What is expected:
Set down all of the entries word for word, omitting the images they contain.

Data supplied:
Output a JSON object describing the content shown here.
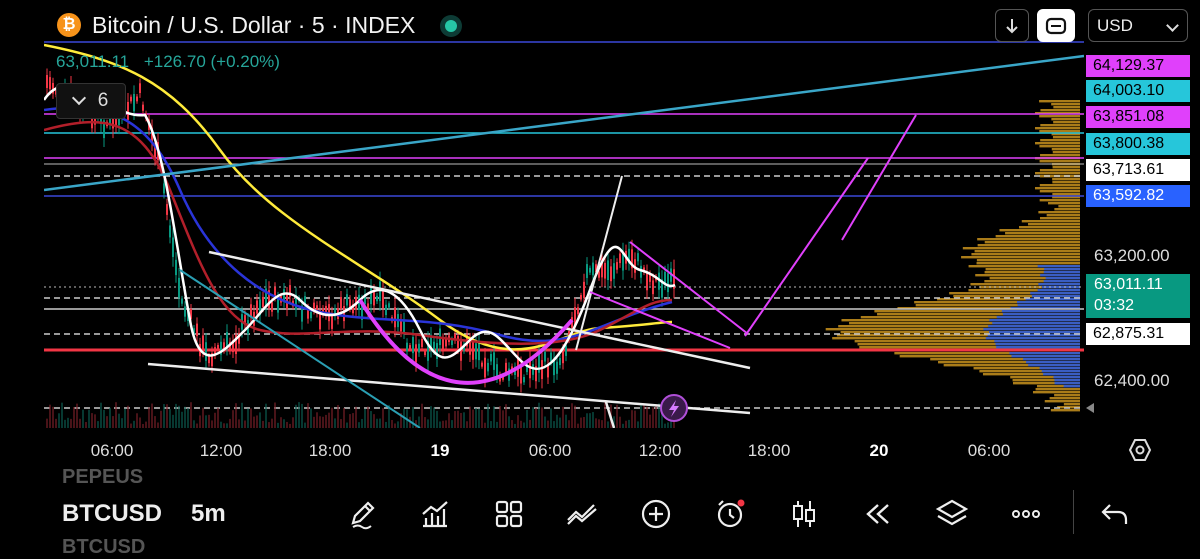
{
  "header": {
    "logo_glyph": "₿",
    "title": "Bitcoin / U.S. Dollar · 5 · INDEX",
    "currency": "USD",
    "ohlc_price": "63,011.11",
    "ohlc_change": "+126.70 (+0.20%)",
    "indicator_count": "6"
  },
  "price_labels": [
    {
      "text": "64,129.37",
      "bg": "#e040fb",
      "fg": "#000000",
      "price": 64129.37
    },
    {
      "text": "64,003.10",
      "bg": "#26c6da",
      "fg": "#000000",
      "price": 64003.1
    },
    {
      "text": "63,851.08",
      "bg": "#e040fb",
      "fg": "#000000",
      "price": 63851.08
    },
    {
      "text": "63,800.38",
      "bg": "#26c6da",
      "fg": "#000000",
      "price": 63800.38
    },
    {
      "text": "63,713.61",
      "bg": "#ffffff",
      "fg": "#000000",
      "price": 63713.61
    },
    {
      "text": "63,592.82",
      "bg": "#2962ff",
      "fg": "#ffffff",
      "price": 63592.82
    },
    {
      "text": "62,875.31",
      "bg": "#ffffff",
      "fg": "#000000",
      "price": 62875.31
    }
  ],
  "current_price": {
    "price": "63,011.11",
    "countdown": "03:32"
  },
  "price_axis": [
    "63,200.00",
    "62,400.00"
  ],
  "time_axis": [
    {
      "label": "06:00",
      "bold": false
    },
    {
      "label": "12:00",
      "bold": false
    },
    {
      "label": "18:00",
      "bold": false
    },
    {
      "label": "19",
      "bold": true
    },
    {
      "label": "06:00",
      "bold": false
    },
    {
      "label": "12:00",
      "bold": false
    },
    {
      "label": "18:00",
      "bold": false
    },
    {
      "label": "20",
      "bold": true
    },
    {
      "label": "06:00",
      "bold": false
    }
  ],
  "toolbar": {
    "ghost_top": "PEPEUS",
    "symbol": "BTCUSD",
    "interval": "5m",
    "ghost_bottom": "BTCUSD",
    "tools": [
      "pencil-icon",
      "indicators-icon",
      "templates-icon",
      "compare-icon",
      "plus-icon",
      "alert-icon",
      "candle-style-icon",
      "replay-icon",
      "layers-icon",
      "more-icon"
    ]
  },
  "colors": {
    "up": "#089981",
    "down": "#f23645",
    "accent": "#e040fb",
    "bg": "#000000"
  }
}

Response area:
Output a JSON object describing the content shown here.
{
  "header": {
    "logo_glyph": "₿",
    "title": "Bitcoin / U.S. Dollar · 5 · INDEX",
    "currency": "USD",
    "ohlc_price": "63,011.11",
    "ohlc_change": "+126.70 (+0.20%)",
    "indicator_count": "6"
  },
  "price_labels": [
    {
      "text": "64,129.37",
      "bg": "#e040fb",
      "fg": "#000000",
      "price": 64129.37
    },
    {
      "text": "64,003.10",
      "bg": "#26c6da",
      "fg": "#000000",
      "price": 64003.1
    },
    {
      "text": "63,851.08",
      "bg": "#e040fb",
      "fg": "#000000",
      "price": 63851.08
    },
    {
      "text": "63,800.38",
      "bg": "#26c6da",
      "fg": "#000000",
      "price": 63800.38
    },
    {
      "text": "63,713.61",
      "bg": "#ffffff",
      "fg": "#000000",
      "price": 63713.61
    },
    {
      "text": "63,592.82",
      "bg": "#2962ff",
      "fg": "#ffffff",
      "price": 63592.82
    },
    {
      "text": "62,875.31",
      "bg": "#ffffff",
      "fg": "#000000",
      "price": 62875.31
    }
  ],
  "current_price": {
    "price": "63,011.11",
    "countdown": "03:32"
  },
  "price_axis": [
    "63,200.00",
    "62,400.00"
  ],
  "time_axis": [
    {
      "label": "06:00",
      "bold": false
    },
    {
      "label": "12:00",
      "bold": false
    },
    {
      "label": "18:00",
      "bold": false
    },
    {
      "label": "19",
      "bold": true
    },
    {
      "label": "06:00",
      "bold": false
    },
    {
      "label": "12:00",
      "bold": false
    },
    {
      "label": "18:00",
      "bold": false
    },
    {
      "label": "20",
      "bold": true
    },
    {
      "label": "06:00",
      "bold": false
    }
  ],
  "toolbar": {
    "ghost_top": "PEPEUS",
    "symbol": "BTCUSD",
    "interval": "5m",
    "ghost_bottom": "BTCUSD",
    "tools": [
      "pencil-icon",
      "indicators-icon",
      "templates-icon",
      "compare-icon",
      "plus-icon",
      "alert-icon",
      "candle-style-icon",
      "replay-icon",
      "layers-icon",
      "more-icon"
    ]
  },
  "colors": {
    "up": "#089981",
    "down": "#f23645",
    "accent": "#e040fb",
    "bg": "#000000"
  }
}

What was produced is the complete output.